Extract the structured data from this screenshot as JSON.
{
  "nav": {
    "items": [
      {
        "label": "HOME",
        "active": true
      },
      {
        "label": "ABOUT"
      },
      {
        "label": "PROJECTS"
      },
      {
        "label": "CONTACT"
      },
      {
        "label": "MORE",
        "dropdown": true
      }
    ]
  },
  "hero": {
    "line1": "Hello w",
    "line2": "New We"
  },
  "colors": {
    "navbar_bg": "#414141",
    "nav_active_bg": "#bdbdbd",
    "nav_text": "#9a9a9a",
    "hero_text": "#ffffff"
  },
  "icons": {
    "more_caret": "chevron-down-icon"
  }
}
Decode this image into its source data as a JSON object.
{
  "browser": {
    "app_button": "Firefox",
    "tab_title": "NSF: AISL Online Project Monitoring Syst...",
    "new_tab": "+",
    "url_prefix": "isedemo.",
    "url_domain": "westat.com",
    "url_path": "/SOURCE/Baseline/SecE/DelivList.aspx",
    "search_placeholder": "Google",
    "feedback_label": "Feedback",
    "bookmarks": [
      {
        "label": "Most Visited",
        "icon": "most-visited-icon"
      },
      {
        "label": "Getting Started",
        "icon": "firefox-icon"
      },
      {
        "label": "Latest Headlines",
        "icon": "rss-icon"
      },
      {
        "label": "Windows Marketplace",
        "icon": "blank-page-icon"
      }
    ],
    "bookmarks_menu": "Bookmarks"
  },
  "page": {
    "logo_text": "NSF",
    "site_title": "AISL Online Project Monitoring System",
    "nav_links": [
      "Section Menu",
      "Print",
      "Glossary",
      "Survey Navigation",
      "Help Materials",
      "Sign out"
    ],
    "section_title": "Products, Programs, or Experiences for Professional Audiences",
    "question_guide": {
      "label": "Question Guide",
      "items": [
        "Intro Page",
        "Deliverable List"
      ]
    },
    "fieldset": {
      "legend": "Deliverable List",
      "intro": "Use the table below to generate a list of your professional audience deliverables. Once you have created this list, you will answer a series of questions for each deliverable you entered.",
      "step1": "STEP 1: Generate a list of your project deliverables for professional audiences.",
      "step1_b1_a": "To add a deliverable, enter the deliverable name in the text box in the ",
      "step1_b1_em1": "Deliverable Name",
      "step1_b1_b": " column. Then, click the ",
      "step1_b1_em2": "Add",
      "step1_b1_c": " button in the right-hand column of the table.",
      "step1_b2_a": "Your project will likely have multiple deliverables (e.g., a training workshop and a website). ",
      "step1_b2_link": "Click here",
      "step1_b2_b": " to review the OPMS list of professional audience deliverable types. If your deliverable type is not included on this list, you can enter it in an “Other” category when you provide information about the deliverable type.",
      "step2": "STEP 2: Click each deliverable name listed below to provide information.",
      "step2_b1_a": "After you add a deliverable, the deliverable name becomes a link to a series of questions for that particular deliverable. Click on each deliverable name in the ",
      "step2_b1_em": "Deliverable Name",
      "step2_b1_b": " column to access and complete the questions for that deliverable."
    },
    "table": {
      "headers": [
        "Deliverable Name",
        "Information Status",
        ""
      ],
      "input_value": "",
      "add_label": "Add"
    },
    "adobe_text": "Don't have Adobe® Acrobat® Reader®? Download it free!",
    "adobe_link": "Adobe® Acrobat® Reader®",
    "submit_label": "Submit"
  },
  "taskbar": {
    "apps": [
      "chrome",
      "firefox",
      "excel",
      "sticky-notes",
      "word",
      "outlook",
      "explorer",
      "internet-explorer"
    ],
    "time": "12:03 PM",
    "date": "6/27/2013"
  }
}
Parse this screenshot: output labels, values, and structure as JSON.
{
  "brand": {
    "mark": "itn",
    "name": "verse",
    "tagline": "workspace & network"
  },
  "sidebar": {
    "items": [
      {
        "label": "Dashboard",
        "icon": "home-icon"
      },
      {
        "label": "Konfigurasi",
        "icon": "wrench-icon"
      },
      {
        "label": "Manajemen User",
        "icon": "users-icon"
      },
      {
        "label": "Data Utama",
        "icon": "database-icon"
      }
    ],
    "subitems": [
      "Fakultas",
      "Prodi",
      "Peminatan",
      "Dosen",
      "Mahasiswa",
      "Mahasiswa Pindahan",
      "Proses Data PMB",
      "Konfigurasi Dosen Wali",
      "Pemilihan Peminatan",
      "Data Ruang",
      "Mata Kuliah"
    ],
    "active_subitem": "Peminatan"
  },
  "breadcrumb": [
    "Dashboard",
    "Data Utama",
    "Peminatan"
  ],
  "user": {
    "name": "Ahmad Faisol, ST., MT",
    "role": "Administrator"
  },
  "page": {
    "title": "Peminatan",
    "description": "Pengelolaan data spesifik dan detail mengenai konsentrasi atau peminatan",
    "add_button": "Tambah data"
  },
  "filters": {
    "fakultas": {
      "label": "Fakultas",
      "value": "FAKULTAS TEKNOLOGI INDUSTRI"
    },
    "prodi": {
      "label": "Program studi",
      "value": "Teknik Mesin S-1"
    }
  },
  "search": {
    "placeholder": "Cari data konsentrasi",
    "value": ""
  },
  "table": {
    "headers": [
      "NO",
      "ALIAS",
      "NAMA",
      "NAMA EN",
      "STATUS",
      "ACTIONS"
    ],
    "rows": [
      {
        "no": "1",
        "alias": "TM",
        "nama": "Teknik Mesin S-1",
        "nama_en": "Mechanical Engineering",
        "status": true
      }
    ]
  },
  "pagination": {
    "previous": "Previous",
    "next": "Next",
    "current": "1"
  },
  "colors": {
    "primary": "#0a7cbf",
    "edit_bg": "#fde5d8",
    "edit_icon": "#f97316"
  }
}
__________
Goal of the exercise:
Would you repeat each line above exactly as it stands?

Response area:
Extract the structured data from this screenshot as JSON.
{
  "nav": {
    "items": [
      {
        "label": "HOME",
        "active": true
      },
      {
        "label": "ABOUT"
      },
      {
        "label": "PROJECTS"
      },
      {
        "label": "CONTACT"
      },
      {
        "label": "MORE",
        "dropdown": true
      }
    ]
  },
  "hero": {
    "line1": "Hello w",
    "line2": "New We"
  },
  "colors": {
    "navbar_bg": "#414141",
    "nav_active_bg": "#bdbdbd",
    "nav_text": "#9a9a9a",
    "hero_text": "#ffffff"
  },
  "icons": {
    "more_caret": "chevron-down-icon"
  }
}
Decode this image into its source data as a JSON object.
{
  "browser": {
    "app_button": "Firefox",
    "tab_title": "NSF: AISL Online Project Monitoring Syst...",
    "new_tab": "+",
    "url_prefix": "isedemo.",
    "url_domain": "westat.com",
    "url_path": "/SOURCE/Baseline/SecE/DelivList.aspx",
    "search_placeholder": "Google",
    "feedback_label": "Feedback",
    "bookmarks": [
      {
        "label": "Most Visited",
        "icon": "most-visited-icon"
      },
      {
        "label": "Getting Started",
        "icon": "firefox-icon"
      },
      {
        "label": "Latest Headlines",
        "icon": "rss-icon"
      },
      {
        "label": "Windows Marketplace",
        "icon": "blank-page-icon"
      }
    ],
    "bookmarks_menu": "Bookmarks"
  },
  "page": {
    "logo_text": "NSF",
    "site_title": "AISL Online Project Monitoring System",
    "nav_links": [
      "Section Menu",
      "Print",
      "Glossary",
      "Survey Navigation",
      "Help Materials",
      "Sign out"
    ],
    "section_title": "Products, Programs, or Experiences for Professional Audiences",
    "question_guide": {
      "label": "Question Guide",
      "items": [
        "Intro Page",
        "Deliverable List"
      ]
    },
    "fieldset": {
      "legend": "Deliverable List",
      "intro": "Use the table below to generate a list of your professional audience deliverables. Once you have created this list, you will answer a series of questions for each deliverable you entered.",
      "step1": "STEP 1: Generate a list of your project deliverables for professional audiences.",
      "step1_b1_a": "To add a deliverable, enter the deliverable name in the text box in the ",
      "step1_b1_em1": "Deliverable Name",
      "step1_b1_b": " column. Then, click the ",
      "step1_b1_em2": "Add",
      "step1_b1_c": " button in the right-hand column of the table.",
      "step1_b2_a": "Your project will likely have multiple deliverables (e.g., a training workshop and a website). ",
      "step1_b2_link": "Click here",
      "step1_b2_b": " to review the OPMS list of professional audience deliverable types. If your deliverable type is not included on this list, you can enter it in an “Other” category when you provide information about the deliverable type.",
      "step2": "STEP 2: Click each deliverable name listed below to provide information.",
      "step2_b1_a": "After you add a deliverable, the deliverable name becomes a link to a series of questions for that particular deliverable. Click on each deliverable name in the ",
      "step2_b1_em": "Deliverable Name",
      "step2_b1_b": " column to access and complete the questions for that deliverable."
    },
    "table": {
      "headers": [
        "Deliverable Name",
        "Information Status",
        ""
      ],
      "input_value": "",
      "add_label": "Add"
    },
    "adobe_text": "Don't have Adobe® Acrobat® Reader®? Download it free!",
    "adobe_link": "Adobe® Acrobat® Reader®",
    "submit_label": "Submit"
  },
  "taskbar": {
    "apps": [
      "chrome",
      "firefox",
      "excel",
      "sticky-notes",
      "word",
      "outlook",
      "explorer",
      "internet-explorer"
    ],
    "time": "12:03 PM",
    "date": "6/27/2013"
  }
}
Parse this screenshot: output labels, values, and structure as JSON.
{
  "brand": {
    "mark": "itn",
    "name": "verse",
    "tagline": "workspace & network"
  },
  "sidebar": {
    "items": [
      {
        "label": "Dashboard",
        "icon": "home-icon"
      },
      {
        "label": "Konfigurasi",
        "icon": "wrench-icon"
      },
      {
        "label": "Manajemen User",
        "icon": "users-icon"
      },
      {
        "label": "Data Utama",
        "icon": "database-icon"
      }
    ],
    "subitems": [
      "Fakultas",
      "Prodi",
      "Peminatan",
      "Dosen",
      "Mahasiswa",
      "Mahasiswa Pindahan",
      "Proses Data PMB",
      "Konfigurasi Dosen Wali",
      "Pemilihan Peminatan",
      "Data Ruang",
      "Mata Kuliah"
    ],
    "active_subitem": "Peminatan"
  },
  "breadcrumb": [
    "Dashboard",
    "Data Utama",
    "Peminatan"
  ],
  "user": {
    "name": "Ahmad Faisol, ST., MT",
    "role": "Administrator"
  },
  "page": {
    "title": "Peminatan",
    "description": "Pengelolaan data spesifik dan detail mengenai konsentrasi atau peminatan",
    "add_button": "Tambah data"
  },
  "filters": {
    "fakultas": {
      "label": "Fakultas",
      "value": "FAKULTAS TEKNOLOGI INDUSTRI"
    },
    "prodi": {
      "label": "Program studi",
      "value": "Teknik Mesin S-1"
    }
  },
  "search": {
    "placeholder": "Cari data konsentrasi",
    "value": ""
  },
  "table": {
    "headers": [
      "NO",
      "ALIAS",
      "NAMA",
      "NAMA EN",
      "STATUS",
      "ACTIONS"
    ],
    "rows": [
      {
        "no": "1",
        "alias": "TM",
        "nama": "Teknik Mesin S-1",
        "nama_en": "Mechanical Engineering",
        "status": true
      }
    ]
  },
  "pagination": {
    "previous": "Previous",
    "next": "Next",
    "current": "1"
  },
  "colors": {
    "primary": "#0a7cbf",
    "edit_bg": "#fde5d8",
    "edit_icon": "#f97316"
  }
}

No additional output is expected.